Reject, Revive and Innovate: What The Coronavirus Pandemic Teaches Us
Definitive lessons gleaned from India’s fight against the pandemic
The COVID-19 pandemic has been fought by every citizen of India. While health and essential services workers are at the frontline, it is the adoption of non-pharmacological interventions of face masks, hand washing and physical distancing by people, which has equally contributed to halt the spread. In Dharavi, Mumbai, the approach of ‘Test, Trace and Isolate and Treat’ was only partially successful till the strategy was modified to ensure community participation. The pandemic has underscored that good health is only possible with active community participation. That is the first learning.
In the early phase of the pandemic, health facilities were overwhelmed in nearly all countries. However, Thailand and Vietnam are being touted as success stories. They used lessons from the 2002-04 SARS outbreak for an effective COVID-19 response. These countries increased and sustained their funding for health services and primary health care, as well as strengthened their public health services. The healthcare staff was trained in public health activities of community surveillance. On the contrary, countries which solely focused their attention on hospitals have struggled and are facing a second or third wave of the pandemic now. This is the second lesson: Countries with stronger primary health care and robust public health systems are more effective in tackling a pandemic.

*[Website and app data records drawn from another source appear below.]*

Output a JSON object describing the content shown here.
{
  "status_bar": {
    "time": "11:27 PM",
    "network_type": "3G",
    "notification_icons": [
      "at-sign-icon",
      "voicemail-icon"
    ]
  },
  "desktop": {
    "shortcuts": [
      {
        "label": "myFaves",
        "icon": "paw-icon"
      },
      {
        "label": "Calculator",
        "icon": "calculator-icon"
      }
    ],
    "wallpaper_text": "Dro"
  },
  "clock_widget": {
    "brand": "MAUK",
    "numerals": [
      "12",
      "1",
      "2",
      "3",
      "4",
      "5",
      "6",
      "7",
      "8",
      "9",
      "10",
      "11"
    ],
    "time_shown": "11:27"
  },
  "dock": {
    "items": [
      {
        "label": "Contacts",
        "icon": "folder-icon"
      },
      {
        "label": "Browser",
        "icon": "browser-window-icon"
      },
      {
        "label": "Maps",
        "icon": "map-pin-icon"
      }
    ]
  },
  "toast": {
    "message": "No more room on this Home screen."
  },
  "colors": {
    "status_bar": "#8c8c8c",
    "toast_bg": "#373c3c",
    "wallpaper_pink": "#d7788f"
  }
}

A high level of political leadership at both union and state level, partnership between public and private sector for COVID-19 testing and treatment services, government and industry partnership for development of testing kits, manufacturing of PPEs and vaccine research have contributed to the fight against the pandemic. The initial shortage, and subsequent restoration, of sufficient PPE supply indicates that with coordinated efforts, it is possible to create a safer work environment for healthcare workers and ensure sufficient medical supplies. The pandemic has also demonstrated the need for positivity and correct information dissemination to fight stigma and discrimination. The seven P’s: Primary healthcare, Public health, People, Political leadership, Partnership, PPE and Positivity are all needed for effective health services—that is the third learning.
But, the real hope of fighting off the pandemic hinges upon scientific research. It is expected that with availability of vaccines (a by-product of scientific research), the pandemic would be over by late 2021. Science plays a pivotal role in keeping a population healthy. That is the fourth lesson.
The pandemic slowed down economic growth and several economies shrank. India’s growth witnessed the highest quarterly contractions in the last 24 years. The pandemic has once again proven that there is a strong interlink between health and the economy. Government investment in health services helps the economy as well. That is the fifth lesson.
At the start of the pandemic, the discussion on the need for strengthening health systems focused only on increasing hospitals, ICU beds and ventilators. Strengthening health systems is a much broader enterprise. Policy makers need a deeper understanding of what constitutes an effective health system, which is vital to make the Indian healthcare system ready for a strong pandemic response. That is the sixth lesson.
Health is a state subject and urban local bodies (ULBs) are responsible for public health in urban settings. Therefore, to improve health in India, increased funding, coordinated action and leadership is needed from all three agencies of union, state and ULBs. That is the seventh lesson.
COVID-19 has ensured that hand washing and respiratory hygiene have been adopted widely. A few studies have attributed the reduced incidence of flu cases this year to some of these behaviours. Hand-washing practice has the potential to reduce many infections and reduce deaths. Good respiratory hygiene can reduce the transmission of infectious diseases, such as tuberculosis in the general population.
Pre-existing health conditions have been identified as a major risk for contracting severe COVID-19. It reminds us to get regular treatment and take measures to reduce co-morbidities. Arguably, there was never a better incentive to stay healthy than now. Several countries, including India, have a high burden of non-communicable diseases such as diabetes and hypertension. These diseases can be prevented through proven preventive health interventions such as a healthy diet, exercise, no smoking and moderate or no alcohol consumption. If a healthy lifestyle is adopted in the same way in which people adopted COVID-appropriate behaviour, India can reduce the burden of non-communicable diseases as well.
Soon, there will be a few vaccines against COVID-19. It is time the value of vaccines for adults and high-risk groups is recognized. Vaccines are amongst the most powerful public health tools. They reduce hospitalization and save lives. We need to increase their use.
The SARS CoV-2 virus is still around. We need to continue to follow COVID-appropriate behaviours. At personal and societal level, we should use the challenge posed by COVID-19 to start afresh. The new normal should not be the old normal.
An approach of reject, revive and innovate can make the difference—reject harmful habits and practices, such as the destruction of the environment or an unhealthy lifestyle. Revive everything which is good for the individual and society. Innovate and find new solutions for old challenges. That is the potential this ‘pause’ created by the pandemic has for the planet, to transform for the better.
Dr Lahariya, MD, is a leading public policy and health systems experts. He is the lead co-author of Till We Win: India’s Fight Against the COVID-19 Pandemic, Penguin Random House India.